SUPPLIED ENTRIES Start Marker

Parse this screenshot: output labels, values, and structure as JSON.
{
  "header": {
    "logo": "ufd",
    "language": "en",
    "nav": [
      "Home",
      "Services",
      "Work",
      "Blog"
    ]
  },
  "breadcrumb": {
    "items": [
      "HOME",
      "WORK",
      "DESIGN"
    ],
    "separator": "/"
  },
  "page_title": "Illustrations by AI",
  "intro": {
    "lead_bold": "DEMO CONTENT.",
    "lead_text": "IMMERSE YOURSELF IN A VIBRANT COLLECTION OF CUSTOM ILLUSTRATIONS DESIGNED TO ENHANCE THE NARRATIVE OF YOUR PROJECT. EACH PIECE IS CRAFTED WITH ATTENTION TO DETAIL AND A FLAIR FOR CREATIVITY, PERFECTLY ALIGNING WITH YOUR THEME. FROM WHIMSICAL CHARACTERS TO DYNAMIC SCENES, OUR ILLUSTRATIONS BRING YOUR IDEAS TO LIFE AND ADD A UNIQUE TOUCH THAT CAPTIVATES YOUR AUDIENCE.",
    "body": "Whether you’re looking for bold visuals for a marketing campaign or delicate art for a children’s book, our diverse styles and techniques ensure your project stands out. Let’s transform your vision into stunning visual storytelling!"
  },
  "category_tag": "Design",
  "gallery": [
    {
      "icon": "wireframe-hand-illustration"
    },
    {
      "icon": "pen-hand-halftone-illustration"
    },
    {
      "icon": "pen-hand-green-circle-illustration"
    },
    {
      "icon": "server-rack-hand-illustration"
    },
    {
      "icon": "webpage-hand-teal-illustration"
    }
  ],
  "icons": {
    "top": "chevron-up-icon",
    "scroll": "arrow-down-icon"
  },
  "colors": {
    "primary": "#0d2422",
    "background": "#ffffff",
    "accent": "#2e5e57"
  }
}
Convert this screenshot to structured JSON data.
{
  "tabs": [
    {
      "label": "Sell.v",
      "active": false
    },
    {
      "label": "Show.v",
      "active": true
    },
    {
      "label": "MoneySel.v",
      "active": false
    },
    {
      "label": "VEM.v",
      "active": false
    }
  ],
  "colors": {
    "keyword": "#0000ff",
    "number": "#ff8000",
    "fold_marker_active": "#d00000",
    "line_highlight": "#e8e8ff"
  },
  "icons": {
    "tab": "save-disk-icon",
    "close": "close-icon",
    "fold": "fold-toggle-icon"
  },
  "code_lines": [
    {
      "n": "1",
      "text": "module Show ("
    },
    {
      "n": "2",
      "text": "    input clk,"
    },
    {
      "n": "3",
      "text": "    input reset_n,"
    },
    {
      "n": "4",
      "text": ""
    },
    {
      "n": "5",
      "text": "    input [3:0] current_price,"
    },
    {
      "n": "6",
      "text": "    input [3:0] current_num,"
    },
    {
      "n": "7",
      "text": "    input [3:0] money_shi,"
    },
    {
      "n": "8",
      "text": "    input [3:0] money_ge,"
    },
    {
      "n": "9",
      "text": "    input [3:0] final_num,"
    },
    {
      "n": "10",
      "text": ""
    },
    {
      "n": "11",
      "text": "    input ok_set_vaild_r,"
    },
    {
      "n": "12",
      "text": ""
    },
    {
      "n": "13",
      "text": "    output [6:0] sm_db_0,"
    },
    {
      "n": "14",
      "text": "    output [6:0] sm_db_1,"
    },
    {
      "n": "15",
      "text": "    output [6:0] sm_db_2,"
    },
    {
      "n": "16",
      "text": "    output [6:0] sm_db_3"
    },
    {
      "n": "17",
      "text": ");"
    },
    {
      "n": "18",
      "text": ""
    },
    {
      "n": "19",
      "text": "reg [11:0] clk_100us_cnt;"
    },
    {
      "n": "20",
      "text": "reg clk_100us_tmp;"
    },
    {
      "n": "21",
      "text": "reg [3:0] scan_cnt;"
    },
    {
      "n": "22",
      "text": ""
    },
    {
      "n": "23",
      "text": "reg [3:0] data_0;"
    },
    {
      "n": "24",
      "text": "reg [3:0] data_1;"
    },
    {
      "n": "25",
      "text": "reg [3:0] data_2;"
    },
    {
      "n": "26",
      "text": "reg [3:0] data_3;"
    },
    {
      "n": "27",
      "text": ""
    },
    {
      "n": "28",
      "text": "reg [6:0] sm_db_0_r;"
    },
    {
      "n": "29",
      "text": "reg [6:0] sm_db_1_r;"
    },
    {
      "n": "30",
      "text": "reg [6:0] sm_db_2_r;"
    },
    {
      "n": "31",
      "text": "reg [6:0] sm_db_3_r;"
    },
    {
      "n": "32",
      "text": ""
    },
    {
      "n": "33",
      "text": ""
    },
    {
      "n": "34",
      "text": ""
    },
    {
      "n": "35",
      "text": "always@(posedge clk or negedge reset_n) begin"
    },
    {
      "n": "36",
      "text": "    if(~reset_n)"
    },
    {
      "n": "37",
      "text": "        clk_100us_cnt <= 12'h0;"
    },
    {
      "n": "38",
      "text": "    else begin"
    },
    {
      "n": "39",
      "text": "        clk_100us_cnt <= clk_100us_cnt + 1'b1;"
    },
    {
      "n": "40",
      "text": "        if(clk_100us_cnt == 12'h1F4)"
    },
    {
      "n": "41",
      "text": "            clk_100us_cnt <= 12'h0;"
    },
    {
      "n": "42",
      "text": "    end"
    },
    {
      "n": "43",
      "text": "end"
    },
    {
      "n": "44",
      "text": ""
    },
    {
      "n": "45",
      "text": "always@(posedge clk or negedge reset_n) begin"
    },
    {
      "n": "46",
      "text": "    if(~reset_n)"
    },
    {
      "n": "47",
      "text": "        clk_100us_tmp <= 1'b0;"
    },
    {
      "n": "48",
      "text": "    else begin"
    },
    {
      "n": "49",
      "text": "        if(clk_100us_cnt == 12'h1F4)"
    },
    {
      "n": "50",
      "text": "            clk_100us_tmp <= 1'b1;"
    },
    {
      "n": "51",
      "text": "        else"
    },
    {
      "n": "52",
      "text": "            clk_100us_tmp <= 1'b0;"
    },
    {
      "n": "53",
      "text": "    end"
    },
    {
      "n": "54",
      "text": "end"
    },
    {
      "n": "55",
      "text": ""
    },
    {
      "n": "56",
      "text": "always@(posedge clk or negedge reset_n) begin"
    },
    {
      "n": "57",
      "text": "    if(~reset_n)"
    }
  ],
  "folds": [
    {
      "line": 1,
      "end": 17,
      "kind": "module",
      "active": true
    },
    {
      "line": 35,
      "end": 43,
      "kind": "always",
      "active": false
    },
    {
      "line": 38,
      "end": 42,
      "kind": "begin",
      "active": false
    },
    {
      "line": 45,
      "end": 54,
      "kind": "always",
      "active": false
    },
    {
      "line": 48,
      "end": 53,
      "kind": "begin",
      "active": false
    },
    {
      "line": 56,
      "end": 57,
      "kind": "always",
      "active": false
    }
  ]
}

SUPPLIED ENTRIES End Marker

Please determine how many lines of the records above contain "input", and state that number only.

8